:: Extracted information ::
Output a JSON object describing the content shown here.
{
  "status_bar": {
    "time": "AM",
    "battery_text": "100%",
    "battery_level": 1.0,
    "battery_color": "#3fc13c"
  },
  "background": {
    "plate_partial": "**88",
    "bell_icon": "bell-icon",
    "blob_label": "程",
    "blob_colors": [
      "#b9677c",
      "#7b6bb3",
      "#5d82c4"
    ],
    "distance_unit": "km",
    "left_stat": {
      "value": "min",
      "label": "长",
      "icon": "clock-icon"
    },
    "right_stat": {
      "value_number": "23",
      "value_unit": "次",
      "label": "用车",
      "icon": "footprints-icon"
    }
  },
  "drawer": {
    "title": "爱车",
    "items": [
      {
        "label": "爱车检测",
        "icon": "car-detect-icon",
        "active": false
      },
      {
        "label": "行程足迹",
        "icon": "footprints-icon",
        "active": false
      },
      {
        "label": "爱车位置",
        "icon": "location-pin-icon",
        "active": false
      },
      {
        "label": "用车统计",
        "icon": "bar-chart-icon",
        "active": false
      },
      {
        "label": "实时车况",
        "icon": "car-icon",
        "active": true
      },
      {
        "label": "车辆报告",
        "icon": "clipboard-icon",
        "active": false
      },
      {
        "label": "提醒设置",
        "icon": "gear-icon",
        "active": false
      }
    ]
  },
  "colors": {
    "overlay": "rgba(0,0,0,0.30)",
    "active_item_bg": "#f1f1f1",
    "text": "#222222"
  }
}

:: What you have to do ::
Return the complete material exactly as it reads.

:: Answer for the task ::
Output a JSON object describing the content shown here.
{
  "status_bar": {
    "time": "AM",
    "battery_text": "100%",
    "battery_level": 1.0,
    "battery_color": "#3fc13c"
  },
  "background": {
    "plate_partial": "**88",
    "bell_icon": "bell-icon",
    "blob_label": "程",
    "blob_colors": [
      "#b9677c",
      "#7b6bb3",
      "#5d82c4"
    ],
    "distance_unit": "km",
    "left_stat": {
      "value": "min",
      "label": "长",
      "icon": "clock-icon"
    },
    "right_stat": {
      "value_number": "23",
      "value_unit": "次",
      "label": "用车",
      "icon": "footprints-icon"
    }
  },
  "drawer": {
    "title": "爱车",
    "items": [
      {
        "label": "爱车检测",
        "icon": "car-detect-icon",
        "active": false
      },
      {
        "label": "行程足迹",
        "icon": "footprints-icon",
        "active": false
      },
      {
        "label": "爱车位置",
        "icon": "location-pin-icon",
        "active": false
      },
      {
        "label": "用车统计",
        "icon": "bar-chart-icon",
        "active": false
      },
      {
        "label": "实时车况",
        "icon": "car-icon",
        "active": true
      },
      {
        "label": "车辆报告",
        "icon": "clipboard-icon",
        "active": false
      },
      {
        "label": "提醒设置",
        "icon": "gear-icon",
        "active": false
      }
    ]
  },
  "colors": {
    "overlay": "rgba(0,0,0,0.30)",
    "active_item_bg": "#f1f1f1",
    "text": "#222222"
  }
}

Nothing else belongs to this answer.